*** Opening Records for this task ***

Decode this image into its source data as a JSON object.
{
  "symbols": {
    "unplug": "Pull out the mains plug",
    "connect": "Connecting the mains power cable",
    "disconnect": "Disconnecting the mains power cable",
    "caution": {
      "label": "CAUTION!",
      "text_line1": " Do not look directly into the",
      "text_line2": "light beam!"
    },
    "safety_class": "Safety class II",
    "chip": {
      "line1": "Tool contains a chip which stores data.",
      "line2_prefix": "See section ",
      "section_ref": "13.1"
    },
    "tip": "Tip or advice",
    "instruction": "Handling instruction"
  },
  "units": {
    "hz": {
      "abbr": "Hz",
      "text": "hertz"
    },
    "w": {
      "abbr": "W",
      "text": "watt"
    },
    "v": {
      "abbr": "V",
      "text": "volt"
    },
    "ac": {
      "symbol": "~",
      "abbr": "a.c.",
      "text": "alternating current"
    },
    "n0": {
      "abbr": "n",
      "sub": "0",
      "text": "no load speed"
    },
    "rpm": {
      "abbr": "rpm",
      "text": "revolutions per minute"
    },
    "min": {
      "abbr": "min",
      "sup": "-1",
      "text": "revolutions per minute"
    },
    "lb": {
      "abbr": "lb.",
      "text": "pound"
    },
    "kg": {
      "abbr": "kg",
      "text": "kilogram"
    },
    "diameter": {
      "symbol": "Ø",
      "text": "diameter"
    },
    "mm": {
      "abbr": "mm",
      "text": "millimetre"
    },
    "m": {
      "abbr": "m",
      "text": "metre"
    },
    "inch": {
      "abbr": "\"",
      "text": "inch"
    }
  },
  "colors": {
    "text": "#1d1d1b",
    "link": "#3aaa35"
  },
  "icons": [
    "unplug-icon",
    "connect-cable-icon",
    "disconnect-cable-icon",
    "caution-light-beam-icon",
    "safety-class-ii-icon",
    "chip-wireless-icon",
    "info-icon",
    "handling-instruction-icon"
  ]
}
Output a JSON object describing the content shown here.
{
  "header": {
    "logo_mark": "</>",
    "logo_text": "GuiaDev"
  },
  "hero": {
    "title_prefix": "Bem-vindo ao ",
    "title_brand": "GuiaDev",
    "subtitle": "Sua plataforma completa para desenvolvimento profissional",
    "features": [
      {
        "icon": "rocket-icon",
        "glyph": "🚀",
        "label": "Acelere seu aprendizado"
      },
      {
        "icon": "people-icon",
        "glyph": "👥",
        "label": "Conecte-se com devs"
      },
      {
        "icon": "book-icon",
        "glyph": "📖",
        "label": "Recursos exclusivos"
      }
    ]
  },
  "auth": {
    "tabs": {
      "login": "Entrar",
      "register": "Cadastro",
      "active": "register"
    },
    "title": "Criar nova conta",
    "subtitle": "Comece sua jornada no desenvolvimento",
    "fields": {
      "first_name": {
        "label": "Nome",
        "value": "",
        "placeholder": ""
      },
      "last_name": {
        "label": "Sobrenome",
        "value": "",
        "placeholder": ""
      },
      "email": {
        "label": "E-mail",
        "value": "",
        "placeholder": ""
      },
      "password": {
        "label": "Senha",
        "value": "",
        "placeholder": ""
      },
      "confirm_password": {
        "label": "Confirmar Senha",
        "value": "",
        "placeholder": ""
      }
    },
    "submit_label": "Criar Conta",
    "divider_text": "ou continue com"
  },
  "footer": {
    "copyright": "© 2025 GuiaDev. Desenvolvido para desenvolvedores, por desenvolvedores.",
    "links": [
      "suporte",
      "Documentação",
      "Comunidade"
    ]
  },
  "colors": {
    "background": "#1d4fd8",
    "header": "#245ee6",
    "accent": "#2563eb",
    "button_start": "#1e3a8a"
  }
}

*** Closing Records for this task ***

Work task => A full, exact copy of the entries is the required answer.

Exercise output =>
Decode this image into its source data as a JSON object.
{
  "symbols": {
    "unplug": "Pull out the mains plug",
    "connect": "Connecting the mains power cable",
    "disconnect": "Disconnecting the mains power cable",
    "caution": {
      "label": "CAUTION!",
      "text_line1": " Do not look directly into the",
      "text_line2": "light beam!"
    },
    "safety_class": "Safety class II",
    "chip": {
      "line1": "Tool contains a chip which stores data.",
      "line2_prefix": "See section ",
      "section_ref": "13.1"
    },
    "tip": "Tip or advice",
    "instruction": "Handling instruction"
  },
  "units": {
    "hz": {
      "abbr": "Hz",
      "text": "hertz"
    },
    "w": {
      "abbr": "W",
      "text": "watt"
    },
    "v": {
      "abbr": "V",
      "text": "volt"
    },
    "ac": {
      "symbol": "~",
      "abbr": "a.c.",
      "text": "alternating current"
    },
    "n0": {
      "abbr": "n",
      "sub": "0",
      "text": "no load speed"
    },
    "rpm": {
      "abbr": "rpm",
      "text": "revolutions per minute"
    },
    "min": {
      "abbr": "min",
      "sup": "-1",
      "text": "revolutions per minute"
    },
    "lb": {
      "abbr": "lb.",
      "text": "pound"
    },
    "kg": {
      "abbr": "kg",
      "text": "kilogram"
    },
    "diameter": {
      "symbol": "Ø",
      "text": "diameter"
    },
    "mm": {
      "abbr": "mm",
      "text": "millimetre"
    },
    "m": {
      "abbr": "m",
      "text": "metre"
    },
    "inch": {
      "abbr": "\"",
      "text": "inch"
    }
  },
  "colors": {
    "text": "#1d1d1b",
    "link": "#3aaa35"
  },
  "icons": [
    "unplug-icon",
    "connect-cable-icon",
    "disconnect-cable-icon",
    "caution-light-beam-icon",
    "safety-class-ii-icon",
    "chip-wireless-icon",
    "info-icon",
    "handling-instruction-icon"
  ]
}
Output a JSON object describing the content shown here.
{
  "header": {
    "logo_mark": "</>",
    "logo_text": "GuiaDev"
  },
  "hero": {
    "title_prefix": "Bem-vindo ao ",
    "title_brand": "GuiaDev",
    "subtitle": "Sua plataforma completa para desenvolvimento profissional",
    "features": [
      {
        "icon": "rocket-icon",
        "glyph": "🚀",
        "label": "Acelere seu aprendizado"
      },
      {
        "icon": "people-icon",
        "glyph": "👥",
        "label": "Conecte-se com devs"
      },
      {
        "icon": "book-icon",
        "glyph": "📖",
        "label": "Recursos exclusivos"
      }
    ]
  },
  "auth": {
    "tabs": {
      "login": "Entrar",
      "register": "Cadastro",
      "active": "register"
    },
    "title": "Criar nova conta",
    "subtitle": "Comece sua jornada no desenvolvimento",
    "fields": {
      "first_name": {
        "label": "Nome",
        "value": "",
        "placeholder": ""
      },
      "last_name": {
        "label": "Sobrenome",
        "value": "",
        "placeholder": ""
      },
      "email": {
        "label": "E-mail",
        "value": "",
        "placeholder": ""
      },
      "password": {
        "label": "Senha",
        "value": "",
        "placeholder": ""
      },
      "confirm_password": {
        "label": "Confirmar Senha",
        "value": "",
        "placeholder": ""
      }
    },
    "submit_label": "Criar Conta",
    "divider_text": "ou continue com"
  },
  "footer": {
    "copyright": "© 2025 GuiaDev. Desenvolvido para desenvolvedores, por desenvolvedores.",
    "links": [
      "suporte",
      "Documentação",
      "Comunidade"
    ]
  },
  "colors": {
    "background": "#1d4fd8",
    "header": "#245ee6",
    "accent": "#2563eb",
    "button_start": "#1e3a8a"
  }
}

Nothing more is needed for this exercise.